Just before Maynor’s presentation, Jimmy Gilchrist, chairman of the Robeson County chapter of the Black Caucus, called on the commissioners to help see that available recovery assistance funds coming into the county get to the people who need them.
” I contend that the people who need the money don’t receive,” he said. “… I also contend that nobody should need to borrow money to replace their home when the state and federal governments are supplying so much money.”
The commissioners on Monday also agreed to provide $2,000 from the county’s Contingency Fund to support the county’s first 911 Remembrance Walk. The 3.43-mile walk in remembrance of the 343 first responders who lost their lives in the line of duty on Sept. 11, 2001, when terrorists toppled the World Trade Center in New York, is scheduled for Sept. 9 at Luther Britt Park.
Board members were updated on event plans by Robeson County Emergency Management Director Stephanie Chavis. Events for the day include fire, rescue and police demonstrations, an antique fire truck show, activities for young people, displays of fire, rescue and police vehicles, and a firefighters’s competition. Activities will start at 8:30 a.m.
The state now is recognizing Sept. 11 as First Responders Day.
In other business, the commissioners:
— Approved a request from Sheriff Ken Sealey for $6,860 to buy transport cages to be installed in new Sheriff’s Office cars.
— Passed a resolution allowing Capt.

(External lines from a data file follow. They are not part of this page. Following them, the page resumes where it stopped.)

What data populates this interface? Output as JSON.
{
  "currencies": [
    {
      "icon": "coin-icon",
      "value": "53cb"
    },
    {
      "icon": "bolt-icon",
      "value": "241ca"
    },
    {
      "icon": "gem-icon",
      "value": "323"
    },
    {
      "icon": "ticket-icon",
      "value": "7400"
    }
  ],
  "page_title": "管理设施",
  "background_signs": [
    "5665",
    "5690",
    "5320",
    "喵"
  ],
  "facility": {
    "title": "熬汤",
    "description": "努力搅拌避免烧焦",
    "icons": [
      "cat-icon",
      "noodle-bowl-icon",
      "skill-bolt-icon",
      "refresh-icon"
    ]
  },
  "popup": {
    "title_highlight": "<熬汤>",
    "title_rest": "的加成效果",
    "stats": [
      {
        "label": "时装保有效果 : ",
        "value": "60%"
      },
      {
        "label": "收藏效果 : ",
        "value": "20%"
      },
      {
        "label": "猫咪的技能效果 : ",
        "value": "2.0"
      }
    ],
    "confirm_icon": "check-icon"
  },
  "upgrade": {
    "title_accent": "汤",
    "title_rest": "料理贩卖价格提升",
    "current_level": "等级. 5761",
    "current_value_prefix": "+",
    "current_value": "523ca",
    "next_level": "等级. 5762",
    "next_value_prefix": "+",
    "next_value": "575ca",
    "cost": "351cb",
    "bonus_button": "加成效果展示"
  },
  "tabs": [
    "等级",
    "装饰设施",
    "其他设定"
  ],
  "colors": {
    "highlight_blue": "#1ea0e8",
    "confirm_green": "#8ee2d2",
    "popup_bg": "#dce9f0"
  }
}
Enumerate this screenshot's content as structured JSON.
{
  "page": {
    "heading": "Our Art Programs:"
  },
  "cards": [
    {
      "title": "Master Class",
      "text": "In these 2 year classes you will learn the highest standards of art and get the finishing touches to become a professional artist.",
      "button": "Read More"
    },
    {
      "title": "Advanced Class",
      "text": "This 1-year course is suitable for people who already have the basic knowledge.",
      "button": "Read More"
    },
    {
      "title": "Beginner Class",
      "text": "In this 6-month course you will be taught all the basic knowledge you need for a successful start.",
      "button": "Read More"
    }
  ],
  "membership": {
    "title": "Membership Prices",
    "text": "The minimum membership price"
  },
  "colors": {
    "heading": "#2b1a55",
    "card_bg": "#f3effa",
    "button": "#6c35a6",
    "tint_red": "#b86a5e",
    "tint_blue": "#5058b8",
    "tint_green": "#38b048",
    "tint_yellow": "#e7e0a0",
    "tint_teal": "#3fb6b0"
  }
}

Reggle Strickland, of the Sheriff’s Office, to keep his firearm when he retires Aug. 31.
Bob Shiles can be reached at 910-416-5165.